Even today, new species of mammal are being discovered all the time. The majority are small animals, often nocturnal, or otherwise difficult to find. Just in the last few months I've seen the announcement of four new bats and a mole, and that's without me particularly trying - there may well be more discoveries I haven't seen. In many cases - as happened with the bats, for example - it's not that the animal had never been seen before, it's just that it wasn't obviously a different species. Until you look closely, one mole may look much like another.

The discovery of larger species is a rarer event. Which is why the announcement of an entirely new species of monkey is so exciting. This new animal, the lesula (Cercopithecus lomamiensis), is the first new species of African monkey to be discovered since the critically endangered kipunji in 2004, and only the second since 1984.

Sunday 9 September 2012

How Armadillos Get Their Armour

Screaming hairy armadillo
Reptiles are scaly, and mammals are furry. That's a broad general rule, and holds in most cases. But there are, of course, a number of exceptions. Many mammals, such as dolphins and hippos, are not at all furry, for example. And, while there are no hairy reptiles, there are two groups of mammals that have scales.

One of these, the pangolins, have scales that are quite unlike those of reptiles, giving them a unique appearance. The other is the armadillo family, and, in their case, the scales really are quite reptile-like. It's a form of parallel evolution, where two or more groups of animal independently evolve the same solution to a particular problem. The ancestors of armadillos would have been as hairy as any other mammal, but when they evolved protective armour, they ended up with something that is quite similar to the scaly plates of, for example, crocodiles.

Sunday 2 September 2012

Weasels Digging Holes: American and Honey Badgers

American badger
It was thought at one time that the various species of badger were fairly close relatives within the weasel family. More recent genetic evidence has shown us that that's not the case, and that there is more to their story than one might guess from simply looking at them. While the majority of badgers do indeed belong to a single, related, group - what we might call the "true" badgers - there are some exceptions.

In fact, the badger body plan and lifestyle appear to have evolved at least three times within the weasel family. One instance led to the "true" badgers, with at least four species, and possibly more not yet formally recognised. The other two are no more closely related to the "true" badgers, or even each other, than they are to, say, otters or stoats. In each case, only one member of the lineage survives today, giving us two "subfamilies" with just one living species each.

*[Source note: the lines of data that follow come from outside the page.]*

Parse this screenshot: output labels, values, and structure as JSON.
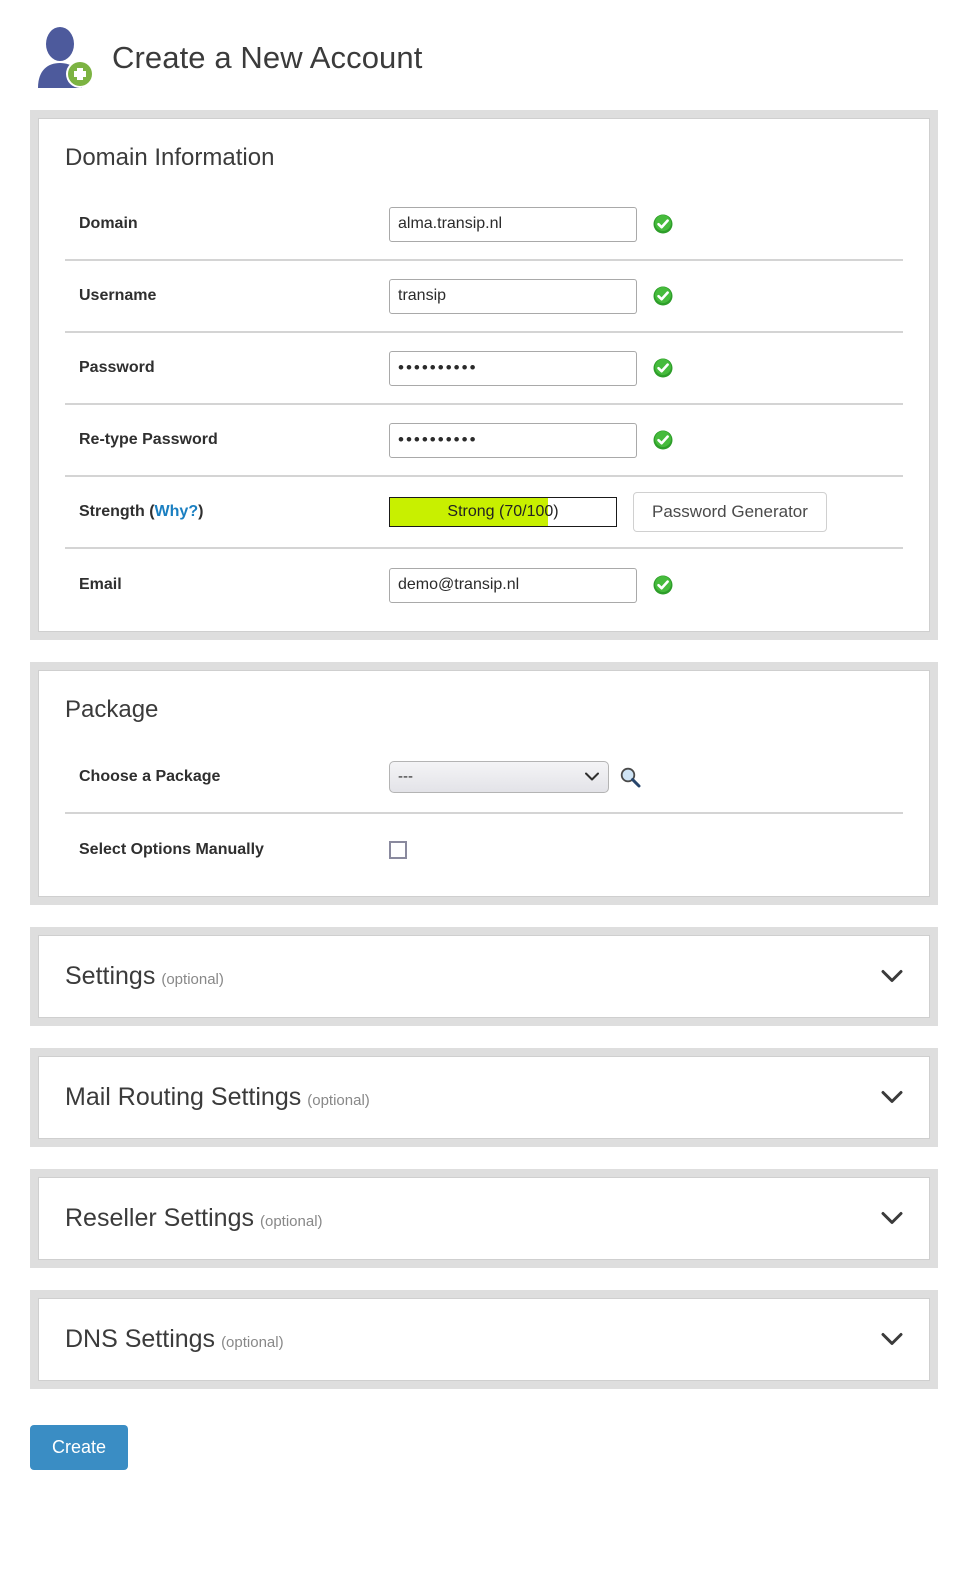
{
  "header": {
    "title": "Create a New Account",
    "icon": "user-add-icon"
  },
  "domain_information": {
    "section_title": "Domain Information",
    "rows": {
      "domain": {
        "label": "Domain",
        "value": "alma.transip.nl",
        "valid_icon": "green-check-icon"
      },
      "username": {
        "label": "Username",
        "value": "transip",
        "valid_icon": "green-check-icon"
      },
      "password": {
        "label": "Password",
        "value": "••••••••••",
        "valid_icon": "green-check-icon"
      },
      "retype_password": {
        "label": "Re-type Password",
        "value": "••••••••••",
        "valid_icon": "green-check-icon"
      },
      "strength": {
        "label_prefix": "Strength (",
        "label_link": "Why?",
        "label_suffix": ")",
        "meter_text": "Strong (70/100)",
        "score": 70,
        "max_score": 100,
        "fill_percent": "70%",
        "fill_color": "#c8f000",
        "generator_button": "Password Generator"
      },
      "email": {
        "label": "Email",
        "value": "demo@transip.nl",
        "valid_icon": "green-check-icon"
      }
    }
  },
  "package": {
    "section_title": "Package",
    "choose_label": "Choose a Package",
    "choose_value": "---",
    "choose_options": [
      "---"
    ],
    "search_icon": "magnifier-icon",
    "manual_label": "Select Options Manually",
    "manual_checked": false
  },
  "collapsible_sections": [
    {
      "title": "Settings",
      "optional": "(optional)",
      "expanded": false,
      "icon": "chevron-down-icon"
    },
    {
      "title": "Mail Routing Settings",
      "optional": "(optional)",
      "expanded": false,
      "icon": "chevron-down-icon"
    },
    {
      "title": "Reseller Settings",
      "optional": "(optional)",
      "expanded": false,
      "icon": "chevron-down-icon"
    },
    {
      "title": "DNS Settings",
      "optional": "(optional)",
      "expanded": false,
      "icon": "chevron-down-icon"
    }
  ],
  "footer": {
    "create_button": "Create"
  },
  "colors": {
    "accent_blue": "#3a8dc4",
    "link_blue": "#1a7fc1",
    "valid_green": "#3aa832",
    "strength_green": "#c8f000",
    "panel_gray": "#dedede",
    "avatar_blue": "#4d5a9c",
    "badge_green": "#7cb342"
  }
}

Of the two, the better known is surely the American badger (Taxidea taxus). Despite being as genetically distant from the European badger as its possible to be without belonging to an entirely different family, it's really not hard to see why early American colonists chose to give it the same name as the animal they were already familiar with. In addition to the short limbs typical of all members of the weasel family, it has a compact, muscular body, wedge-shaped head, and powerful digging claws. That's not really so surprising, when you consider that there are only so many ways to modify the body of a weasel to make it into an effective digger.